(Data entries)
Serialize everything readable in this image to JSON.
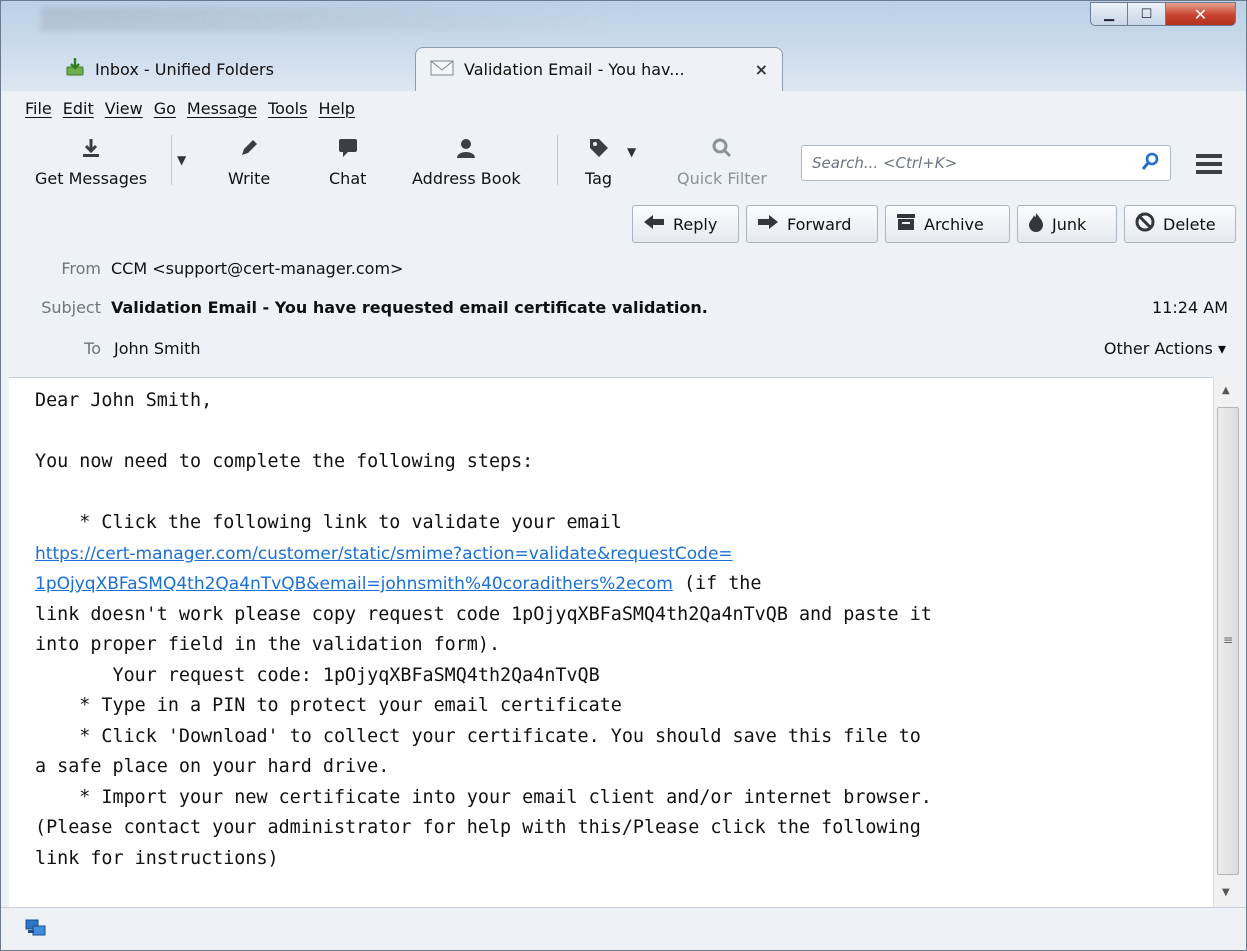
{
  "window": {
    "controls": {
      "minimize": "▁",
      "maximize": "☐",
      "close": "✕"
    }
  },
  "tabs": [
    {
      "label": "Inbox - Unified Folders",
      "icon": "inbox-download-icon"
    },
    {
      "label": "Validation Email - You hav...",
      "icon": "envelope-icon",
      "close": "×"
    }
  ],
  "menu": [
    "File",
    "Edit",
    "View",
    "Go",
    "Message",
    "Tools",
    "Help"
  ],
  "toolbar": {
    "get_messages": "Get Messages",
    "write": "Write",
    "chat": "Chat",
    "address_book": "Address Book",
    "tag": "Tag",
    "quick_filter": "Quick Filter",
    "search_placeholder": "Search... <Ctrl+K>"
  },
  "actions": {
    "reply": "Reply",
    "forward": "Forward",
    "archive": "Archive",
    "junk": "Junk",
    "delete": "Delete"
  },
  "header": {
    "from_label": "From",
    "from_value": "CCM <support@cert-manager.com>",
    "subject_label": "Subject",
    "subject_value": "Validation Email - You have requested email certificate validation.",
    "time": "11:24 AM",
    "to_label": "To",
    "to_value": "John Smith",
    "other_actions": "Other Actions ▾"
  },
  "message": {
    "greeting": "Dear John Smith,",
    "intro": "You now need to complete the following steps:",
    "step1": "    * Click the following link to validate your email",
    "link_line1": "https://cert-manager.com/customer/static/smime?action=validate&requestCode=",
    "link_line2": "1pOjyqXBFaSMQ4th2Qa4nTvQB&email=johnsmith%40coradithers%2ecom",
    "link_suffix": " (if the",
    "line_cont1": "link doesn't work please copy request code 1pOjyqXBFaSMQ4th2Qa4nTvQB and paste it",
    "line_cont2": "into proper field in the validation form).",
    "request_code": "       Your request code: 1pOjyqXBFaSMQ4th2Qa4nTvQB",
    "step2": "    * Type in a PIN to protect your email certificate",
    "step3a": "    * Click 'Download' to collect your certificate. You should save this file to",
    "step3b": "a safe place on your hard drive.",
    "step4a": "    * Import your new certificate into your email client and/or internet browser.",
    "step4b": "(Please contact your administrator for help with this/Please click the following",
    "step4c": "link for instructions)"
  }
}
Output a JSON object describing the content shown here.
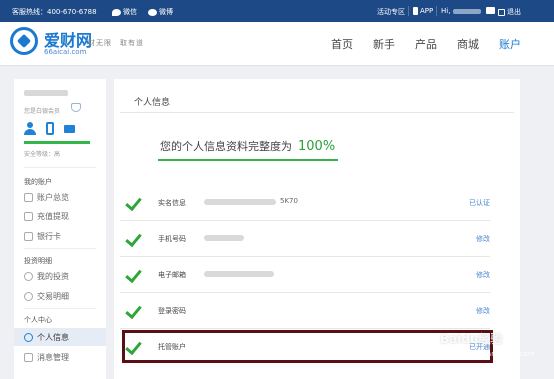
{
  "topbar": {
    "hotline": "客服热线：400-670-6788",
    "wechat": "微信",
    "weibo": "微博",
    "activity": "活动专区",
    "app": "APP",
    "hi": "Hi,",
    "logout": "退出"
  },
  "header": {
    "brand": "爱财网",
    "domain": "66aicai.com",
    "slogan": "财无限　取有道",
    "nav": [
      {
        "label": "首页"
      },
      {
        "label": "新手"
      },
      {
        "label": "产品"
      },
      {
        "label": "商城"
      },
      {
        "label": "账户"
      }
    ]
  },
  "sidebar": {
    "member": "您是白银会员",
    "security_level": "安全等级：高",
    "sections": [
      {
        "title": "我的账户",
        "items": [
          "账户总览",
          "充值提现",
          "银行卡"
        ]
      },
      {
        "title": "投资明细",
        "items": [
          "我的投资",
          "交易明细"
        ]
      },
      {
        "title": "个人中心",
        "items": [
          "个人信息",
          "消息管理"
        ]
      }
    ]
  },
  "main": {
    "title": "个人信息",
    "completeness_text": "您的个人信息资料完整度为",
    "completeness_pct": "100%",
    "rows": [
      {
        "label": "实名信息",
        "value_tail": "5K70",
        "action": "已认证"
      },
      {
        "label": "手机号码",
        "value_tail": "",
        "action": "修改"
      },
      {
        "label": "电子邮箱",
        "value_tail": "",
        "action": "修改"
      },
      {
        "label": "登录密码",
        "value_tail": "",
        "action": "修改"
      },
      {
        "label": "托管账户",
        "value_tail": "",
        "action": "已开通"
      }
    ]
  },
  "watermark": {
    "main": "Baidu经验",
    "sub": "jingyan.baidu.com"
  },
  "colors": {
    "topbar": "#1d4a86",
    "accent": "#1a7ad0",
    "success": "#2fa63a",
    "highlight_border": "#5a0f14"
  }
}
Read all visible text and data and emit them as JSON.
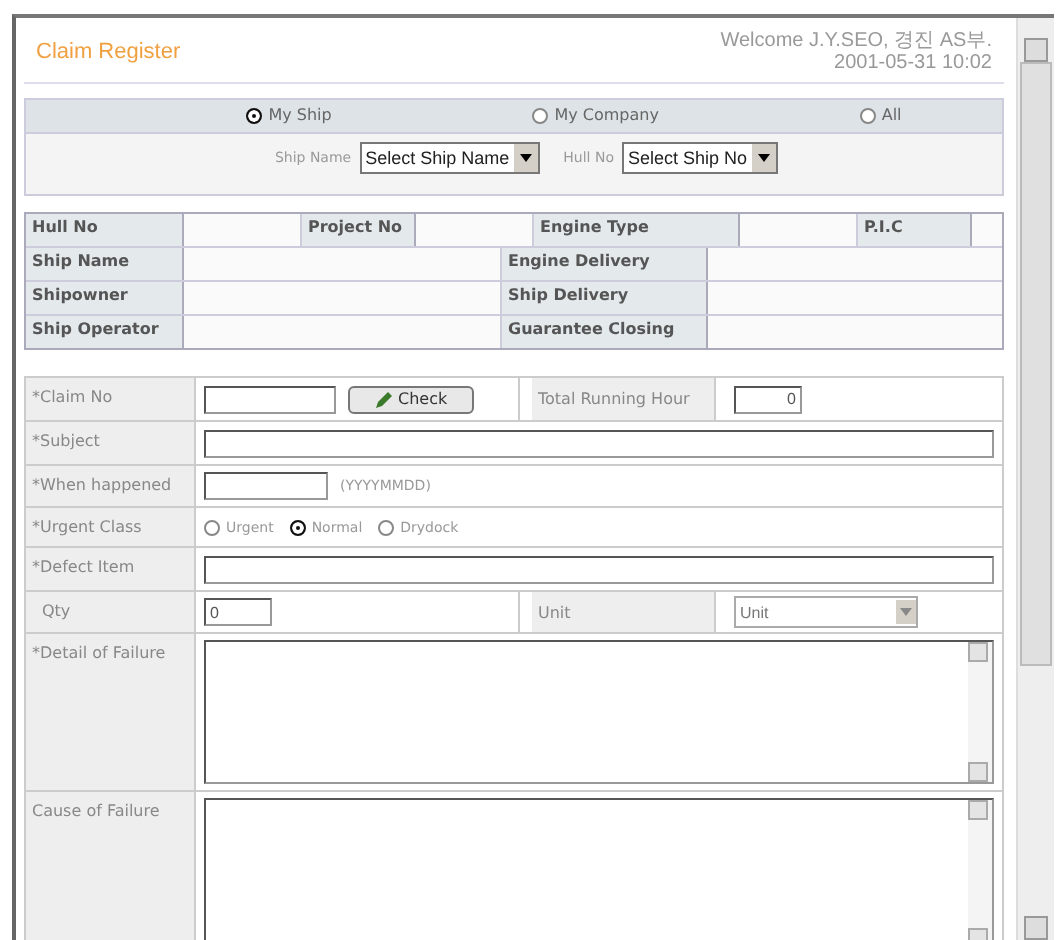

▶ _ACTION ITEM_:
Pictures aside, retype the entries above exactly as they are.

▶ _THE COMPLETED TASK_:
Serialize everything readable in this image to JSON.
{
  "window": {
    "controls": {
      "minimize": "▁",
      "maximize": "☐",
      "close": "✕"
    }
  },
  "tabs": [
    {
      "label": "Inbox - Unified Folders",
      "icon": "inbox-download-icon"
    },
    {
      "label": "Validation Email - You hav...",
      "icon": "envelope-icon",
      "close": "×"
    }
  ],
  "menu": [
    "File",
    "Edit",
    "View",
    "Go",
    "Message",
    "Tools",
    "Help"
  ],
  "toolbar": {
    "get_messages": "Get Messages",
    "write": "Write",
    "chat": "Chat",
    "address_book": "Address Book",
    "tag": "Tag",
    "quick_filter": "Quick Filter",
    "search_placeholder": "Search... <Ctrl+K>"
  },
  "actions": {
    "reply": "Reply",
    "forward": "Forward",
    "archive": "Archive",
    "junk": "Junk",
    "delete": "Delete"
  },
  "header": {
    "from_label": "From",
    "from_value": "CCM <support@cert-manager.com>",
    "subject_label": "Subject",
    "subject_value": "Validation Email - You have requested email certificate validation.",
    "time": "11:24 AM",
    "to_label": "To",
    "to_value": "John Smith",
    "other_actions": "Other Actions ▾"
  },
  "message": {
    "greeting": "Dear John Smith,",
    "intro": "You now need to complete the following steps:",
    "step1": "    * Click the following link to validate your email",
    "link_line1": "https://cert-manager.com/customer/static/smime?action=validate&requestCode=",
    "link_line2": "1pOjyqXBFaSMQ4th2Qa4nTvQB&email=johnsmith%40coradithers%2ecom",
    "link_suffix": " (if the",
    "line_cont1": "link doesn't work please copy request code 1pOjyqXBFaSMQ4th2Qa4nTvQB and paste it",
    "line_cont2": "into proper field in the validation form).",
    "request_code": "       Your request code: 1pOjyqXBFaSMQ4th2Qa4nTvQB",
    "step2": "    * Type in a PIN to protect your email certificate",
    "step3a": "    * Click 'Download' to collect your certificate. You should save this file to",
    "step3b": "a safe place on your hard drive.",
    "step4a": "    * Import your new certificate into your email client and/or internet browser.",
    "step4b": "(Please contact your administrator for help with this/Please click the following",
    "step4c": "link for instructions)"
  }
}
Output a JSON object describing the content shown here.
{
  "topbar": {
    "hotline": "客服热线：400-670-6788",
    "wechat": "微信",
    "weibo": "微博",
    "activity": "活动专区",
    "app": "APP",
    "hi": "Hi,",
    "logout": "退出"
  },
  "header": {
    "brand": "爱财网",
    "domain": "66aicai.com",
    "slogan": "财无限　取有道",
    "nav": [
      {
        "label": "首页"
      },
      {
        "label": "新手"
      },
      {
        "label": "产品"
      },
      {
        "label": "商城"
      },
      {
        "label": "账户"
      }
    ]
  },
  "sidebar": {
    "member": "您是白银会员",
    "security_level": "安全等级：高",
    "sections": [
      {
        "title": "我的账户",
        "items": [
          "账户总览",
          "充值提现",
          "银行卡"
        ]
      },
      {
        "title": "投资明细",
        "items": [
          "我的投资",
          "交易明细"
        ]
      },
      {
        "title": "个人中心",
        "items": [
          "个人信息",
          "消息管理"
        ]
      }
    ]
  },
  "main": {
    "title": "个人信息",
    "completeness_text": "您的个人信息资料完整度为",
    "completeness_pct": "100%",
    "rows": [
      {
        "label": "实名信息",
        "value_tail": "5K70",
        "action": "已认证"
      },
      {
        "label": "手机号码",
        "value_tail": "",
        "action": "修改"
      },
      {
        "label": "电子邮箱",
        "value_tail": "",
        "action": "修改"
      },
      {
        "label": "登录密码",
        "value_tail": "",
        "action": "修改"
      },
      {
        "label": "托管账户",
        "value_tail": "",
        "action": "已开通"
      }
    ]
  },
  "watermark": {
    "main": "Baidu经验",
    "sub": "jingyan.baidu.com"
  },
  "colors": {
    "topbar": "#1d4a86",
    "accent": "#1a7ad0",
    "success": "#2fa63a",
    "highlight_border": "#5a0f14"
  }
}
Read all visible text and data and emit them as JSON.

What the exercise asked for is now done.